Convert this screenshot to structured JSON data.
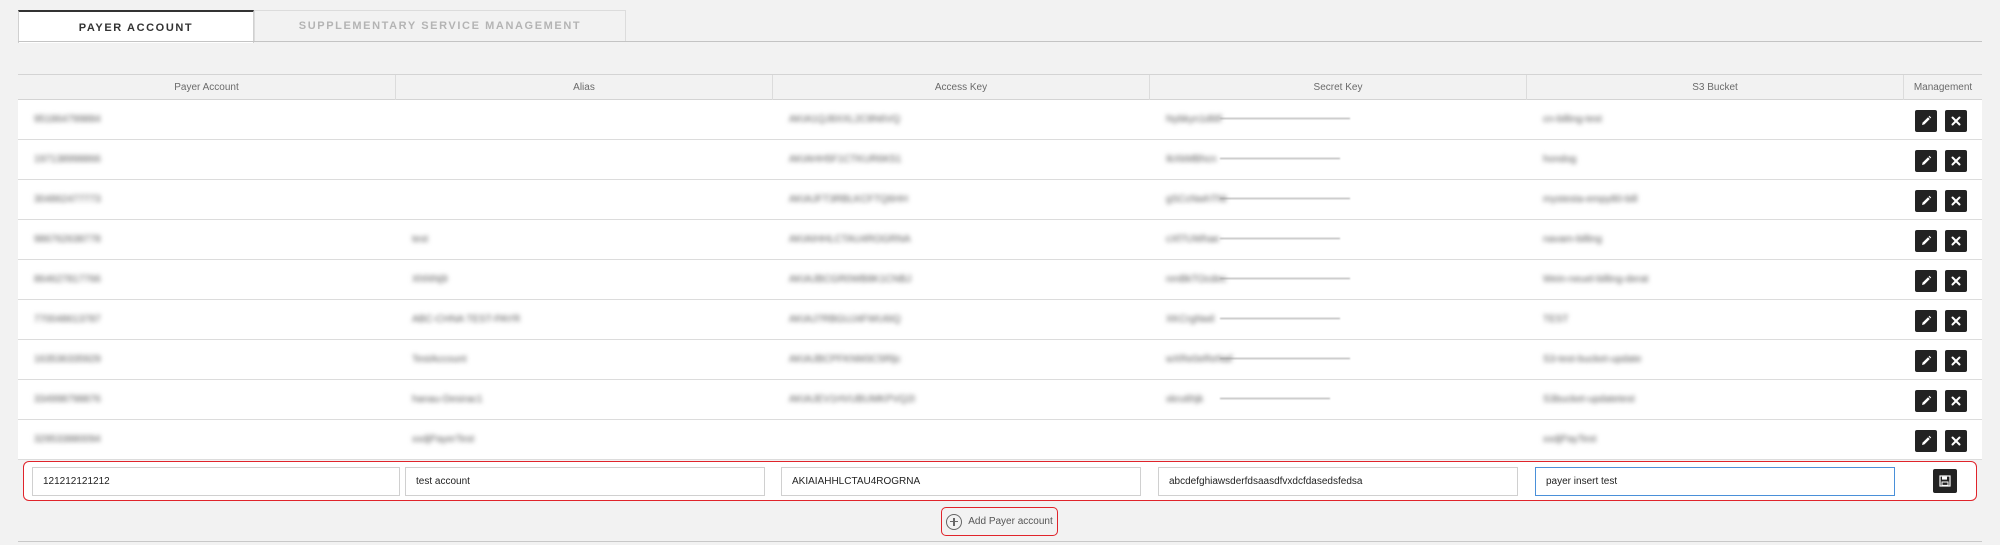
{
  "tabs": [
    {
      "label": "PAYER ACCOUNT",
      "active": true
    },
    {
      "label": "SUPPLEMENTARY SERVICE MANAGEMENT",
      "active": false
    }
  ],
  "table": {
    "headers": [
      "Payer Account",
      "Alias",
      "Access Key",
      "Secret Key",
      "S3 Bucket",
      "Management"
    ],
    "rows": [
      {
        "payer": "951864799884",
        "alias": "",
        "access_key": "AKIA1QJ8XXL2C8N6VQ",
        "secret_key": "Nybkyn1d6tf",
        "bucket": "cn-billing-test"
      },
      {
        "payer": "197138998866",
        "alias": "",
        "access_key": "AKIAHH5F1CTKUR6K51",
        "secret_key": "IkXkMBhcn",
        "bucket": "hondog"
      },
      {
        "payer": "304862477773",
        "alias": "",
        "access_key": "AKIAJFT3RBLKCFTQ6HH",
        "secret_key": "gSCcNwhTNt",
        "bucket": "mystesta-empy80-bill"
      },
      {
        "payer": "986762638778",
        "alias": "test",
        "access_key": "AKIAIHHLCTAU4ROGRNA",
        "secret_key": "cXf7UWhae",
        "bucket": "navam-billing"
      },
      {
        "payer": "864627817766",
        "alias": "Xhf4Nj9",
        "access_key": "AKIAJBCGR0WB8K1CNBJ",
        "secret_key": "nmBkTOcdec",
        "bucket": "Wein-neuel-billing-derat"
      },
      {
        "payer": "770048613787",
        "alias": "ABC-CHNA TEST-PAYR",
        "access_key": "AKIAJ7RBGUJ4FWU6IQ",
        "secret_key": "XKCrgNwil",
        "bucket": "TEST"
      },
      {
        "payer": "163536335929",
        "alias": "TestAccount",
        "access_key": "AKIAJBCPFKNM3C5Rljc",
        "secret_key": "wXRe0eReNaf",
        "bucket": "S3-test-bucket-update"
      },
      {
        "payer": "334998798876",
        "alias": "hanau-Desirac1",
        "access_key": "AKIAJEV1HVUBUMKPVQ2I",
        "secret_key": "xkru6hjk",
        "bucket": "S3bucket-updatetest"
      },
      {
        "payer": "329533880094",
        "alias": "xxdjPayerTest",
        "access_key": "",
        "secret_key": "",
        "bucket": "xxdjPayTest"
      }
    ]
  },
  "insert_row": {
    "payer": "121212121212",
    "alias": "test account",
    "access_key": "AKIAIAHHLCTAU4ROGRNA",
    "secret_key": "abcdefghiawsderfdsaasdfvxdcfdasedsfedsa",
    "bucket": "payer insert test"
  },
  "add_button": {
    "label": "Add Payer account"
  },
  "icons": {
    "edit": "pencil-icon",
    "delete": "close-icon",
    "save": "floppy-icon",
    "add": "plus-circle-icon"
  },
  "colors": {
    "highlight": "#e0242b",
    "button": "#222222",
    "focus": "#4a90d9"
  }
}
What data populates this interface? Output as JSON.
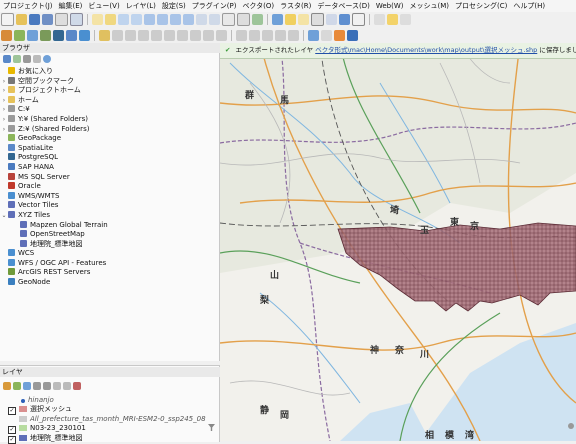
{
  "menubar": [
    "プロジェクト(J)",
    "編集(E)",
    "ビュー(V)",
    "レイヤ(L)",
    "設定(S)",
    "プラグイン(P)",
    "ベクタ(O)",
    "ラスタ(R)",
    "データベース(D)",
    "Web(W)",
    "メッシュ(M)",
    "プロセシング(C)",
    "ヘルプ(H)"
  ],
  "browser": {
    "title": "ブラウザ",
    "items": [
      {
        "label": "お気に入り",
        "icon": "star-icon",
        "color": "#e8b800",
        "expand": ""
      },
      {
        "label": "空間ブックマーク",
        "icon": "bookmark-icon",
        "color": "#777777",
        "expand": "›"
      },
      {
        "label": "プロジェクトホーム",
        "icon": "folder-icon",
        "color": "#e6c25a",
        "expand": "›"
      },
      {
        "label": "ホーム",
        "icon": "folder-icon",
        "color": "#e6c25a",
        "expand": "›"
      },
      {
        "label": "C:¥",
        "icon": "drive-icon",
        "color": "#9a9a9a",
        "expand": "›"
      },
      {
        "label": "Y:¥ (Shared Folders)",
        "icon": "drive-icon",
        "color": "#9a9a9a",
        "expand": "›"
      },
      {
        "label": "Z:¥ (Shared Folders)",
        "icon": "drive-icon",
        "color": "#9a9a9a",
        "expand": "›"
      },
      {
        "label": "GeoPackage",
        "icon": "geopackage-icon",
        "color": "#8bb55a",
        "expand": ""
      },
      {
        "label": "SpatiaLite",
        "icon": "spatialite-icon",
        "color": "#5a88c8",
        "expand": ""
      },
      {
        "label": "PostgreSQL",
        "icon": "postgresql-icon",
        "color": "#336791",
        "expand": ""
      },
      {
        "label": "SAP HANA",
        "icon": "database-icon",
        "color": "#4a7abf",
        "expand": ""
      },
      {
        "label": "MS SQL Server",
        "icon": "database-icon",
        "color": "#b8433b",
        "expand": ""
      },
      {
        "label": "Oracle",
        "icon": "database-icon",
        "color": "#c0392b",
        "expand": ""
      },
      {
        "label": "WMS/WMTS",
        "icon": "globe-icon",
        "color": "#4a8fd0",
        "expand": ""
      },
      {
        "label": "Vector Tiles",
        "icon": "grid-icon",
        "color": "#5f6fb8",
        "expand": ""
      },
      {
        "label": "XYZ Tiles",
        "icon": "grid-icon",
        "color": "#5f6fb8",
        "expand": "⌄"
      },
      {
        "label": "Mapzen Global Terrain",
        "icon": "grid-icon",
        "color": "#5f6fb8",
        "expand": "",
        "indent": true
      },
      {
        "label": "OpenStreetMap",
        "icon": "grid-icon",
        "color": "#5f6fb8",
        "expand": "",
        "indent": true
      },
      {
        "label": "地理院_標準地図",
        "icon": "grid-icon",
        "color": "#5f6fb8",
        "expand": "",
        "indent": true
      },
      {
        "label": "WCS",
        "icon": "globe-icon",
        "color": "#4a8fd0",
        "expand": ""
      },
      {
        "label": "WFS / OGC API - Features",
        "icon": "globe-icon",
        "color": "#4a8fd0",
        "expand": ""
      },
      {
        "label": "ArcGIS REST Servers",
        "icon": "globe-icon",
        "color": "#6f9a3a",
        "expand": ""
      },
      {
        "label": "GeoNode",
        "icon": "geonode-icon",
        "color": "#3a7fbf",
        "expand": ""
      }
    ]
  },
  "layers": {
    "title": "レイヤ",
    "items": [
      {
        "label": "hinanjo",
        "checked": "",
        "italic": true,
        "swatch": "#2b5fb8",
        "visible_cb": false
      },
      {
        "label": "選択メッシュ",
        "checked": "✓",
        "italic": false,
        "swatch": "#d98f8f",
        "visible_cb": true
      },
      {
        "label": "All_prefecture_tas_month_MRI-ESM2-0_ssp245_08",
        "checked": "",
        "italic": true,
        "swatch": "#cccccc",
        "visible_cb": false
      },
      {
        "label": "N03-23_230101",
        "checked": "✓",
        "italic": false,
        "swatch": "#b7dca0",
        "visible_cb": true
      },
      {
        "label": "地理院_標準地図",
        "checked": "✓",
        "italic": false,
        "swatch": "#5f6fb8",
        "visible_cb": true
      }
    ]
  },
  "message": {
    "prefix": "エクスポートされたレイヤ",
    "link": "ベクタ形式\\mac\\Home\\Documents\\work\\map\\output\\選択メッシュ.shp",
    "suffix": "に保存しました"
  },
  "map_labels": [
    "群",
    "馬",
    "埼",
    "玉",
    "東",
    "京",
    "山",
    "梨",
    "神",
    "奈",
    "川",
    "静",
    "岡",
    "相",
    "模",
    "湾"
  ],
  "colors": {
    "mesh_fill": "#a8707a",
    "mesh_line": "#5a2a34",
    "msg_bg": "#e9f2e3"
  }
}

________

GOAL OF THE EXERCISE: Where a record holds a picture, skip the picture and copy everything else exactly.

ANSWER SPACE:
Convert this screenshot to structured JSON data.
{
  "tabs": [
    {
      "label": "PAYER ACCOUNT",
      "active": true
    },
    {
      "label": "SUPPLEMENTARY SERVICE MANAGEMENT",
      "active": false
    }
  ],
  "table": {
    "headers": [
      "Payer Account",
      "Alias",
      "Access Key",
      "Secret Key",
      "S3 Bucket",
      "Management"
    ],
    "rows": [
      {
        "payer": "951864799884",
        "alias": "",
        "access_key": "AKIA1QJ8XXL2C8N6VQ",
        "secret_key": "Nybkyn1d6tf",
        "bucket": "cn-billing-test"
      },
      {
        "payer": "197138998866",
        "alias": "",
        "access_key": "AKIAHH5F1CTKUR6K51",
        "secret_key": "IkXkMBhcn",
        "bucket": "hondog"
      },
      {
        "payer": "304862477773",
        "alias": "",
        "access_key": "AKIAJFT3RBLKCFTQ6HH",
        "secret_key": "gSCcNwhTNt",
        "bucket": "mystesta-empy80-bill"
      },
      {
        "payer": "986762638778",
        "alias": "test",
        "access_key": "AKIAIHHLCTAU4ROGRNA",
        "secret_key": "cXf7UWhae",
        "bucket": "navam-billing"
      },
      {
        "payer": "864627817766",
        "alias": "Xhf4Nj9",
        "access_key": "AKIAJBCGR0WB8K1CNBJ",
        "secret_key": "nmBkTOcdec",
        "bucket": "Wein-neuel-billing-derat"
      },
      {
        "payer": "770048613787",
        "alias": "ABC-CHNA TEST-PAYR",
        "access_key": "AKIAJ7RBGUJ4FWU6IQ",
        "secret_key": "XKCrgNwil",
        "bucket": "TEST"
      },
      {
        "payer": "163536335929",
        "alias": "TestAccount",
        "access_key": "AKIAJBCPFKNM3C5Rljc",
        "secret_key": "wXRe0eReNaf",
        "bucket": "S3-test-bucket-update"
      },
      {
        "payer": "334998798876",
        "alias": "hanau-Desirac1",
        "access_key": "AKIAJEV1HVUBUMKPVQ2I",
        "secret_key": "xkru6hjk",
        "bucket": "S3bucket-updatetest"
      },
      {
        "payer": "329533880094",
        "alias": "xxdjPayerTest",
        "access_key": "",
        "secret_key": "",
        "bucket": "xxdjPayTest"
      }
    ]
  },
  "insert_row": {
    "payer": "121212121212",
    "alias": "test account",
    "access_key": "AKIAIAHHLCTAU4ROGRNA",
    "secret_key": "abcdefghiawsderfdsaasdfvxdcfdasedsfedsa",
    "bucket": "payer insert test"
  },
  "add_button": {
    "label": "Add Payer account"
  },
  "icons": {
    "edit": "pencil-icon",
    "delete": "close-icon",
    "save": "floppy-icon",
    "add": "plus-circle-icon"
  },
  "colors": {
    "highlight": "#e0242b",
    "button": "#222222",
    "focus": "#4a90d9"
  }
}
What data populates this interface? Output as JSON.
{
  "menubar": [
    "プロジェクト(J)",
    "編集(E)",
    "ビュー(V)",
    "レイヤ(L)",
    "設定(S)",
    "プラグイン(P)",
    "ベクタ(O)",
    "ラスタ(R)",
    "データベース(D)",
    "Web(W)",
    "メッシュ(M)",
    "プロセシング(C)",
    "ヘルプ(H)"
  ],
  "browser": {
    "title": "ブラウザ",
    "items": [
      {
        "label": "お気に入り",
        "icon": "star-icon",
        "color": "#e8b800",
        "expand": ""
      },
      {
        "label": "空間ブックマーク",
        "icon": "bookmark-icon",
        "color": "#777777",
        "expand": "›"
      },
      {
        "label": "プロジェクトホーム",
        "icon": "folder-icon",
        "color": "#e6c25a",
        "expand": "›"
      },
      {
        "label": "ホーム",
        "icon": "folder-icon",
        "color": "#e6c25a",
        "expand": "›"
      },
      {
        "label": "C:¥",
        "icon": "drive-icon",
        "color": "#9a9a9a",
        "expand": "›"
      },
      {
        "label": "Y:¥ (Shared Folders)",
        "icon": "drive-icon",
        "color": "#9a9a9a",
        "expand": "›"
      },
      {
        "label": "Z:¥ (Shared Folders)",
        "icon": "drive-icon",
        "color": "#9a9a9a",
        "expand": "›"
      },
      {
        "label": "GeoPackage",
        "icon": "geopackage-icon",
        "color": "#8bb55a",
        "expand": ""
      },
      {
        "label": "SpatiaLite",
        "icon": "spatialite-icon",
        "color": "#5a88c8",
        "expand": ""
      },
      {
        "label": "PostgreSQL",
        "icon": "postgresql-icon",
        "color": "#336791",
        "expand": ""
      },
      {
        "label": "SAP HANA",
        "icon": "database-icon",
        "color": "#4a7abf",
        "expand": ""
      },
      {
        "label": "MS SQL Server",
        "icon": "database-icon",
        "color": "#b8433b",
        "expand": ""
      },
      {
        "label": "Oracle",
        "icon": "database-icon",
        "color": "#c0392b",
        "expand": ""
      },
      {
        "label": "WMS/WMTS",
        "icon": "globe-icon",
        "color": "#4a8fd0",
        "expand": ""
      },
      {
        "label": "Vector Tiles",
        "icon": "grid-icon",
        "color": "#5f6fb8",
        "expand": ""
      },
      {
        "label": "XYZ Tiles",
        "icon": "grid-icon",
        "color": "#5f6fb8",
        "expand": "⌄"
      },
      {
        "label": "Mapzen Global Terrain",
        "icon": "grid-icon",
        "color": "#5f6fb8",
        "expand": "",
        "indent": true
      },
      {
        "label": "OpenStreetMap",
        "icon": "grid-icon",
        "color": "#5f6fb8",
        "expand": "",
        "indent": true
      },
      {
        "label": "地理院_標準地図",
        "icon": "grid-icon",
        "color": "#5f6fb8",
        "expand": "",
        "indent": true
      },
      {
        "label": "WCS",
        "icon": "globe-icon",
        "color": "#4a8fd0",
        "expand": ""
      },
      {
        "label": "WFS / OGC API - Features",
        "icon": "globe-icon",
        "color": "#4a8fd0",
        "expand": ""
      },
      {
        "label": "ArcGIS REST Servers",
        "icon": "globe-icon",
        "color": "#6f9a3a",
        "expand": ""
      },
      {
        "label": "GeoNode",
        "icon": "geonode-icon",
        "color": "#3a7fbf",
        "expand": ""
      }
    ]
  },
  "layers": {
    "title": "レイヤ",
    "items": [
      {
        "label": "hinanjo",
        "checked": "",
        "italic": true,
        "swatch": "#2b5fb8",
        "visible_cb": false
      },
      {
        "label": "選択メッシュ",
        "checked": "✓",
        "italic": false,
        "swatch": "#d98f8f",
        "visible_cb": true
      },
      {
        "label": "All_prefecture_tas_month_MRI-ESM2-0_ssp245_08",
        "checked": "",
        "italic": true,
        "swatch": "#cccccc",
        "visible_cb": false
      },
      {
        "label": "N03-23_230101",
        "checked": "✓",
        "italic": false,
        "swatch": "#b7dca0",
        "visible_cb": true
      },
      {
        "label": "地理院_標準地図",
        "checked": "✓",
        "italic": false,
        "swatch": "#5f6fb8",
        "visible_cb": true
      }
    ]
  },
  "message": {
    "prefix": "エクスポートされたレイヤ",
    "link": "ベクタ形式\\mac\\Home\\Documents\\work\\map\\output\\選択メッシュ.shp",
    "suffix": "に保存しました"
  },
  "map_labels": [
    "群",
    "馬",
    "埼",
    "玉",
    "東",
    "京",
    "山",
    "梨",
    "神",
    "奈",
    "川",
    "静",
    "岡",
    "相",
    "模",
    "湾"
  ],
  "colors": {
    "mesh_fill": "#a8707a",
    "mesh_line": "#5a2a34",
    "msg_bg": "#e9f2e3"
  }
}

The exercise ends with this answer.